EXTRACTED RECORDS:

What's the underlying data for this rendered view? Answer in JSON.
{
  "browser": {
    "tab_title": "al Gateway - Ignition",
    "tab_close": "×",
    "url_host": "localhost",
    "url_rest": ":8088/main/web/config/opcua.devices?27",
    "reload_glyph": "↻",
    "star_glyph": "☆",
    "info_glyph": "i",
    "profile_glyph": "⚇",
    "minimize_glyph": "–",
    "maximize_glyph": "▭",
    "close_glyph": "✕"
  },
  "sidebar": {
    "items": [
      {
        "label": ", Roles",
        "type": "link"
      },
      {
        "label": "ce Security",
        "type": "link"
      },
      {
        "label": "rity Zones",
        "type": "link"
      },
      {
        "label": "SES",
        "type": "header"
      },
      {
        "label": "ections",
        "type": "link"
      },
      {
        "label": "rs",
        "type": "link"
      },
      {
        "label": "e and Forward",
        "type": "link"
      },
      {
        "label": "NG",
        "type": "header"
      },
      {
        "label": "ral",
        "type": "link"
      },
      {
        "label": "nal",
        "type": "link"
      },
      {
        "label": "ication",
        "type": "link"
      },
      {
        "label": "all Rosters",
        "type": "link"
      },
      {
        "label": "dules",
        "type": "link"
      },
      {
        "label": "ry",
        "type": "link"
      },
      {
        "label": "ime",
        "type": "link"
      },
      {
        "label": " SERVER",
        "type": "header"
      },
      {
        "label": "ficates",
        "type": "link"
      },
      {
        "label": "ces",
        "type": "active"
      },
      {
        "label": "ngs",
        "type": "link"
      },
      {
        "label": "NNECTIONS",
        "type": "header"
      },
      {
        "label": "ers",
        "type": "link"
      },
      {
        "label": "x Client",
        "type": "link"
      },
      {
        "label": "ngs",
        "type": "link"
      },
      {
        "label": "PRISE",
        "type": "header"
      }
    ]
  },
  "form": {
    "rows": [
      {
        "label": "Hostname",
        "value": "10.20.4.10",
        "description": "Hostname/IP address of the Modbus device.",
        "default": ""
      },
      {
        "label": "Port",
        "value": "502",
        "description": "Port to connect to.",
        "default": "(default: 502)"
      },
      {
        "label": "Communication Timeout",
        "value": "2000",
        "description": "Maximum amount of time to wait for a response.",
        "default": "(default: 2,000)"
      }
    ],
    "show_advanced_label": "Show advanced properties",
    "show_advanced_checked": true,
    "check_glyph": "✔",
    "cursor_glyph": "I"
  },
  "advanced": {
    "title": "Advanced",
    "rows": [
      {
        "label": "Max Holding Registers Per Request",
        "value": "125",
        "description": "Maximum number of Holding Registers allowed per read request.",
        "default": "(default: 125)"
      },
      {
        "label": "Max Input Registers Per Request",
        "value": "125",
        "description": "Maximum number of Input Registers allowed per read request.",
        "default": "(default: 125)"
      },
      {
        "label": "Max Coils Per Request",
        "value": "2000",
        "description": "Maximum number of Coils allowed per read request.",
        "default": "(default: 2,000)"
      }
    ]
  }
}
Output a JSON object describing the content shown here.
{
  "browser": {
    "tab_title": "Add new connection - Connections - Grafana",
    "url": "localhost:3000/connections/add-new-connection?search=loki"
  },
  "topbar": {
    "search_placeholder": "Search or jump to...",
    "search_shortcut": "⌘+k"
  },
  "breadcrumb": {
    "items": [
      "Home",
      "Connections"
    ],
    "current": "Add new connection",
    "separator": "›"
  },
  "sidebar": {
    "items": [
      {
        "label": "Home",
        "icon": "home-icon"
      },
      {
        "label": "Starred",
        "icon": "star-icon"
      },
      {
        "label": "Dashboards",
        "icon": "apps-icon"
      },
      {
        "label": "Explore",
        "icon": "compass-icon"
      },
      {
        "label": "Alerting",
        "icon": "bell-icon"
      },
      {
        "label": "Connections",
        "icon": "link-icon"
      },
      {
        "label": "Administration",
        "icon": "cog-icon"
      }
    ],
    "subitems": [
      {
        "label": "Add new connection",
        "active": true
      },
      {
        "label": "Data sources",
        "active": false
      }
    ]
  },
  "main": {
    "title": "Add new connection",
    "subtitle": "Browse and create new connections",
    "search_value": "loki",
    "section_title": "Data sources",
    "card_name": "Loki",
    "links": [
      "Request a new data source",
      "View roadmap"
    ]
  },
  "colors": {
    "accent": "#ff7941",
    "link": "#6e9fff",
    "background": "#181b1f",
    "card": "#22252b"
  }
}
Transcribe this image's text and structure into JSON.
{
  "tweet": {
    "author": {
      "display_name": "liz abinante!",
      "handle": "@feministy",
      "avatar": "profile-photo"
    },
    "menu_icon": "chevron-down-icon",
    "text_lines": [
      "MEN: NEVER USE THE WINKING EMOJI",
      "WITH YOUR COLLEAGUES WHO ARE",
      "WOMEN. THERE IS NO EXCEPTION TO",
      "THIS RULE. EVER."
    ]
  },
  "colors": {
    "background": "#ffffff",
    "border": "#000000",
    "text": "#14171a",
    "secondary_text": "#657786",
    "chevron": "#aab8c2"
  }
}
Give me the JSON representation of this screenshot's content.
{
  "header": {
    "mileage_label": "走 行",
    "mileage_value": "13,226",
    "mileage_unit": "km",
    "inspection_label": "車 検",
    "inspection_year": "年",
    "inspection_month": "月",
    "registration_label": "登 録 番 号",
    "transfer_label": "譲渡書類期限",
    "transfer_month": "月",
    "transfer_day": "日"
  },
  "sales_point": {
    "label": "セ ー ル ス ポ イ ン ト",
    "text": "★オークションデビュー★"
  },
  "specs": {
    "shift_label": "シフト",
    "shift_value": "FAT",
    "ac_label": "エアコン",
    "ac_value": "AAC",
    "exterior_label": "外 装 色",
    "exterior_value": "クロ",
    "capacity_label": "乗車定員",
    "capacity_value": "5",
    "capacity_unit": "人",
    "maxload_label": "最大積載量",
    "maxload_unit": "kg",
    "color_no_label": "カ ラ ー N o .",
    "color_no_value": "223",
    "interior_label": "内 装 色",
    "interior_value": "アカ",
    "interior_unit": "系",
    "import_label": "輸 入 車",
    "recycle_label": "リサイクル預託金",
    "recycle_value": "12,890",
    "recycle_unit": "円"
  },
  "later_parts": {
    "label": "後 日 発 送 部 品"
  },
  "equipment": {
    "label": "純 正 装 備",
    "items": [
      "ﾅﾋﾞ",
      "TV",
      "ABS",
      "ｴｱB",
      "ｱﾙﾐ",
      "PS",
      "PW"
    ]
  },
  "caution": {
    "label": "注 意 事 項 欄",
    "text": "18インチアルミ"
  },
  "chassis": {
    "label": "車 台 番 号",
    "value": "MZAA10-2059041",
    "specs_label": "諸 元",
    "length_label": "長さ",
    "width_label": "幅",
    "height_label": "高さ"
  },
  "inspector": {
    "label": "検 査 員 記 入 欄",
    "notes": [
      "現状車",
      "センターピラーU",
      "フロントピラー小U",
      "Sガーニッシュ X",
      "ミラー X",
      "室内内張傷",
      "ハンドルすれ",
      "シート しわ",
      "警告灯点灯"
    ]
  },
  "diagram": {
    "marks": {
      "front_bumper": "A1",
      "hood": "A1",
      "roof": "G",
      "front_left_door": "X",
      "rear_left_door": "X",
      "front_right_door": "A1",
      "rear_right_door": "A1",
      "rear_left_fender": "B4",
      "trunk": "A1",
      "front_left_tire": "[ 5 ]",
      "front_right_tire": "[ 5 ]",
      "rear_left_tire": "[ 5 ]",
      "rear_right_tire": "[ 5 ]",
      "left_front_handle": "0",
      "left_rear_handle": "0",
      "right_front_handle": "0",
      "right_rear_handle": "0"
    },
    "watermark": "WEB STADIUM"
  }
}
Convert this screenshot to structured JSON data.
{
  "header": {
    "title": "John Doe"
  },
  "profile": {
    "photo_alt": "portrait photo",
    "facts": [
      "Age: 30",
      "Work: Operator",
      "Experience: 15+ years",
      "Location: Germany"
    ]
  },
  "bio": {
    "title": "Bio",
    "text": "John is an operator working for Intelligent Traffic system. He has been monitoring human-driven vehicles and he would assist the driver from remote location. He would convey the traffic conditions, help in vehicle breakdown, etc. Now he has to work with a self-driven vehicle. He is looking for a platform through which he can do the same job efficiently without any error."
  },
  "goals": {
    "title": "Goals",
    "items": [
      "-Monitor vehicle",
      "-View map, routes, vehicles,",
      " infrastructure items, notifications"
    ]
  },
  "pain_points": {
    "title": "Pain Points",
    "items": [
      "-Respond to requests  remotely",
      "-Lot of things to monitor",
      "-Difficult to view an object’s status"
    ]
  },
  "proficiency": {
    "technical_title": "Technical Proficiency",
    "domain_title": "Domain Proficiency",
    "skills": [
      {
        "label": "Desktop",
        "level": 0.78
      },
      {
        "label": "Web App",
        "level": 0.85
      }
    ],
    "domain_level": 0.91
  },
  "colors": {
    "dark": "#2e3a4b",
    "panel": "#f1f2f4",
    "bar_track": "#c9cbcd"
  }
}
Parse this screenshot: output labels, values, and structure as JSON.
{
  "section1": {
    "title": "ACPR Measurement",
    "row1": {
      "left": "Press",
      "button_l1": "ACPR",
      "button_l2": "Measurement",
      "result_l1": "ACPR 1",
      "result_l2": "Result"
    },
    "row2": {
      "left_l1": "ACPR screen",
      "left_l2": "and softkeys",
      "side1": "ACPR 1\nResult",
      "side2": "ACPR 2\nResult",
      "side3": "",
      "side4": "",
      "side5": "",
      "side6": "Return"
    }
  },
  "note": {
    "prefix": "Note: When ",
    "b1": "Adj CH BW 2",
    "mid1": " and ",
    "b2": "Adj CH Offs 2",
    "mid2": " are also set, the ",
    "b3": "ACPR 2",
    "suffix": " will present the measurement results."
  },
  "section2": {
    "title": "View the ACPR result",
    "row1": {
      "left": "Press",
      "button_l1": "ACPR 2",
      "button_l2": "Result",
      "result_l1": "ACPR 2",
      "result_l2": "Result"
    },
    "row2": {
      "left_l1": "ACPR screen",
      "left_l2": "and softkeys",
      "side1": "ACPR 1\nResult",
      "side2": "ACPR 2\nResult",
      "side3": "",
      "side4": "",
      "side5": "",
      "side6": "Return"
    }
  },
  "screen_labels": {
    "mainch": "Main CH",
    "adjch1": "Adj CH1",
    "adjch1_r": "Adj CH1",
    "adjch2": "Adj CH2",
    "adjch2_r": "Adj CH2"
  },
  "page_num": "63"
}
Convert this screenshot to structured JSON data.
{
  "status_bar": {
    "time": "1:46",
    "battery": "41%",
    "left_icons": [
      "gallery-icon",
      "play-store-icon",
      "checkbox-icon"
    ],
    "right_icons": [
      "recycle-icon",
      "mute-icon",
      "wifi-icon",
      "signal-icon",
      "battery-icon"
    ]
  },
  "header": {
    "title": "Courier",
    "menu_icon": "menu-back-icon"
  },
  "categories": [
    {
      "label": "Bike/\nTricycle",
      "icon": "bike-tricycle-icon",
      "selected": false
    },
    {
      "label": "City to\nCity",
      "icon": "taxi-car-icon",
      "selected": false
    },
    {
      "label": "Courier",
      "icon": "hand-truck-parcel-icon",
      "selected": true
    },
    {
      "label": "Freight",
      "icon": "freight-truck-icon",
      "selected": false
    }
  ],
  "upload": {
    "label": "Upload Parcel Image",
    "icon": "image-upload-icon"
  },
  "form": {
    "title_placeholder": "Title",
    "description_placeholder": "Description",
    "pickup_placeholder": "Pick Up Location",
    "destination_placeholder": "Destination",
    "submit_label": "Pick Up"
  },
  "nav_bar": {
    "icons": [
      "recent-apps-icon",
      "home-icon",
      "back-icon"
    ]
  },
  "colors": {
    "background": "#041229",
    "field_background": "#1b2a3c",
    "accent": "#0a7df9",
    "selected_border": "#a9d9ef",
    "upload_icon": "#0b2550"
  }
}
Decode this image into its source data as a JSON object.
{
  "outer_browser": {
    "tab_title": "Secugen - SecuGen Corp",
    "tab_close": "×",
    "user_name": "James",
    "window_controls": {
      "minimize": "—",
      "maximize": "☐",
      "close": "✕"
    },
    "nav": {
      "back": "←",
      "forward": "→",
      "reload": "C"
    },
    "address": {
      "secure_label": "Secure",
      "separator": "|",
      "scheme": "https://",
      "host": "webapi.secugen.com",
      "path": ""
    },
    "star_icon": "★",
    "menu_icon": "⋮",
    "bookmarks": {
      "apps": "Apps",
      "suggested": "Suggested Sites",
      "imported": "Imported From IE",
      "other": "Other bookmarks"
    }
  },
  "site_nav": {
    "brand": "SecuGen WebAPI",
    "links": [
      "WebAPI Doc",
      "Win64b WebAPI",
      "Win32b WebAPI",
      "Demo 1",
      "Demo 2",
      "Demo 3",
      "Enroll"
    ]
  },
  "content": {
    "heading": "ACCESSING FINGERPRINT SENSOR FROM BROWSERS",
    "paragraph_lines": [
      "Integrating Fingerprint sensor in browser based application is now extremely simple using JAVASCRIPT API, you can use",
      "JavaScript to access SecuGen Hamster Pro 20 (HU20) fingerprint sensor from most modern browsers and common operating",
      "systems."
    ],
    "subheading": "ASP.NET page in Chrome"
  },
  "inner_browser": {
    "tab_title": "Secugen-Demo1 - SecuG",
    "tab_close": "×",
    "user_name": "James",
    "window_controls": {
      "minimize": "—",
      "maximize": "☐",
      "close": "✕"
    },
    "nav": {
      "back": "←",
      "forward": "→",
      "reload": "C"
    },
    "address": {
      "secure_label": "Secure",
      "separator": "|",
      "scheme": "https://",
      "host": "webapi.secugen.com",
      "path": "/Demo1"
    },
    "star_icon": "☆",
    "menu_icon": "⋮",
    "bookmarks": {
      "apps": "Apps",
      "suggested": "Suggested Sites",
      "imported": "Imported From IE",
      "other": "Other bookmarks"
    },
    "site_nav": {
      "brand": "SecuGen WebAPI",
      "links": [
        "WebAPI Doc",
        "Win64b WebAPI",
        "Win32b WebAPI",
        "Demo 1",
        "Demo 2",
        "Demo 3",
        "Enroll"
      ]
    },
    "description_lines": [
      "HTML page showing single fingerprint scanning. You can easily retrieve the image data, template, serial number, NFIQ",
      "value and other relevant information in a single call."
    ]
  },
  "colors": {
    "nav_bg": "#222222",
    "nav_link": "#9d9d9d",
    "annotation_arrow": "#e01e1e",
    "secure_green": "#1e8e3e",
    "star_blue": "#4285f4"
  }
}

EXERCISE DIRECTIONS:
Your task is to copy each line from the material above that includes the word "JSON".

SOLUTION TO THIS PROBLEM:
What's the underlying data for this rendered view? Answer in JSON.
Output a JSON object describing the content shown here.
Transcribe this image's text and structure into JSON.
Give me the JSON representation of this screenshot's content.
Convert this screenshot to structured JSON data.
Parse this screenshot: output labels, values, and structure as JSON.
Convert this screenshot to structured JSON data.
Decode this image into its source data as a JSON object.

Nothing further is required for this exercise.